**EXERCISE**
Every entry below is to be copied exactly, with nothing left out.
### RECORDED INFORMATION
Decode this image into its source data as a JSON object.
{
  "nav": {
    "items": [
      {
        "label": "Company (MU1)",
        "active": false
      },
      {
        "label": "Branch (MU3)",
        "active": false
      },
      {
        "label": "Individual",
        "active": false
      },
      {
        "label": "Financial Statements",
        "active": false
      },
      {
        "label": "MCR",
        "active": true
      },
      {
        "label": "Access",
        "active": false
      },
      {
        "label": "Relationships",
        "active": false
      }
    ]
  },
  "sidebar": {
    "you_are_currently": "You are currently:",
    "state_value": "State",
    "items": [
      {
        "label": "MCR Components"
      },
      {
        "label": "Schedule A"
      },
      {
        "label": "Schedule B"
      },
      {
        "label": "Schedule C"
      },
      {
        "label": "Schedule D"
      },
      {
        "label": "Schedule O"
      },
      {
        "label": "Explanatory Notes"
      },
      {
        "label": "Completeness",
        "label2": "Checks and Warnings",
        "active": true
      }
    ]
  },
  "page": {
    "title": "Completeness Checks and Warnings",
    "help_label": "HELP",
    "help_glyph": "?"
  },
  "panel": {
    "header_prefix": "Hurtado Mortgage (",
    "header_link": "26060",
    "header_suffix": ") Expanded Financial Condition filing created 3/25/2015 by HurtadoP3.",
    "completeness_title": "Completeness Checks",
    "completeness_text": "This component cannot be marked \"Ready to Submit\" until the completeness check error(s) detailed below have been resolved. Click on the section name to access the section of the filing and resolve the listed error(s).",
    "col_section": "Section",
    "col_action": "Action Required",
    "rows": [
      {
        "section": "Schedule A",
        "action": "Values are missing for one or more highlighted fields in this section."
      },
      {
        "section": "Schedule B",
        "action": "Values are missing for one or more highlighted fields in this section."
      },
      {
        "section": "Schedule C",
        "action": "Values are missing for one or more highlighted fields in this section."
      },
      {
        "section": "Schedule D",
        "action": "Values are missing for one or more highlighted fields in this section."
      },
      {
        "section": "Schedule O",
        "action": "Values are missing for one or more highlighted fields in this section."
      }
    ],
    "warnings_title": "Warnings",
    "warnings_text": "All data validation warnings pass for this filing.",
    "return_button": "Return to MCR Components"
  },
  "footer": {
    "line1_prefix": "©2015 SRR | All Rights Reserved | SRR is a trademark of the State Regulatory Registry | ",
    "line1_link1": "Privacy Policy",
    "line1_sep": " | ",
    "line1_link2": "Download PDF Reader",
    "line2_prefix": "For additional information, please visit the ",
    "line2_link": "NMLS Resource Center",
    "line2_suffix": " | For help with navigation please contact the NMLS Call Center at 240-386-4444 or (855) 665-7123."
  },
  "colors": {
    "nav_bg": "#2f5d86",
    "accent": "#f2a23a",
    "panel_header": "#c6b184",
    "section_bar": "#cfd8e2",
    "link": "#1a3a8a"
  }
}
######
**EXPECTED OUTPUT**
Decode this image into its source data as a JSON object.
{
  "nav": {
    "items": [
      {
        "label": "Company (MU1)",
        "active": false
      },
      {
        "label": "Branch (MU3)",
        "active": false
      },
      {
        "label": "Individual",
        "active": false
      },
      {
        "label": "Financial Statements",
        "active": false
      },
      {
        "label": "MCR",
        "active": true
      },
      {
        "label": "Access",
        "active": false
      },
      {
        "label": "Relationships",
        "active": false
      }
    ]
  },
  "sidebar": {
    "you_are_currently": "You are currently:",
    "state_value": "State",
    "items": [
      {
        "label": "MCR Components"
      },
      {
        "label": "Schedule A"
      },
      {
        "label": "Schedule B"
      },
      {
        "label": "Schedule C"
      },
      {
        "label": "Schedule D"
      },
      {
        "label": "Schedule O"
      },
      {
        "label": "Explanatory Notes"
      },
      {
        "label": "Completeness",
        "label2": "Checks and Warnings",
        "active": true
      }
    ]
  },
  "page": {
    "title": "Completeness Checks and Warnings",
    "help_label": "HELP",
    "help_glyph": "?"
  },
  "panel": {
    "header_prefix": "Hurtado Mortgage (",
    "header_link": "26060",
    "header_suffix": ") Expanded Financial Condition filing created 3/25/2015 by HurtadoP3.",
    "completeness_title": "Completeness Checks",
    "completeness_text": "This component cannot be marked \"Ready to Submit\" until the completeness check error(s) detailed below have been resolved. Click on the section name to access the section of the filing and resolve the listed error(s).",
    "col_section": "Section",
    "col_action": "Action Required",
    "rows": [
      {
        "section": "Schedule A",
        "action": "Values are missing for one or more highlighted fields in this section."
      },
      {
        "section": "Schedule B",
        "action": "Values are missing for one or more highlighted fields in this section."
      },
      {
        "section": "Schedule C",
        "action": "Values are missing for one or more highlighted fields in this section."
      },
      {
        "section": "Schedule D",
        "action": "Values are missing for one or more highlighted fields in this section."
      },
      {
        "section": "Schedule O",
        "action": "Values are missing for one or more highlighted fields in this section."
      }
    ],
    "warnings_title": "Warnings",
    "warnings_text": "All data validation warnings pass for this filing.",
    "return_button": "Return to MCR Components"
  },
  "footer": {
    "line1_prefix": "©2015 SRR | All Rights Reserved | SRR is a trademark of the State Regulatory Registry | ",
    "line1_link1": "Privacy Policy",
    "line1_sep": " | ",
    "line1_link2": "Download PDF Reader",
    "line2_prefix": "For additional information, please visit the ",
    "line2_link": "NMLS Resource Center",
    "line2_suffix": " | For help with navigation please contact the NMLS Call Center at 240-386-4444 or (855) 665-7123."
  },
  "colors": {
    "nav_bg": "#2f5d86",
    "accent": "#f2a23a",
    "panel_header": "#c6b184",
    "section_bar": "#cfd8e2",
    "link": "#1a3a8a"
  }
}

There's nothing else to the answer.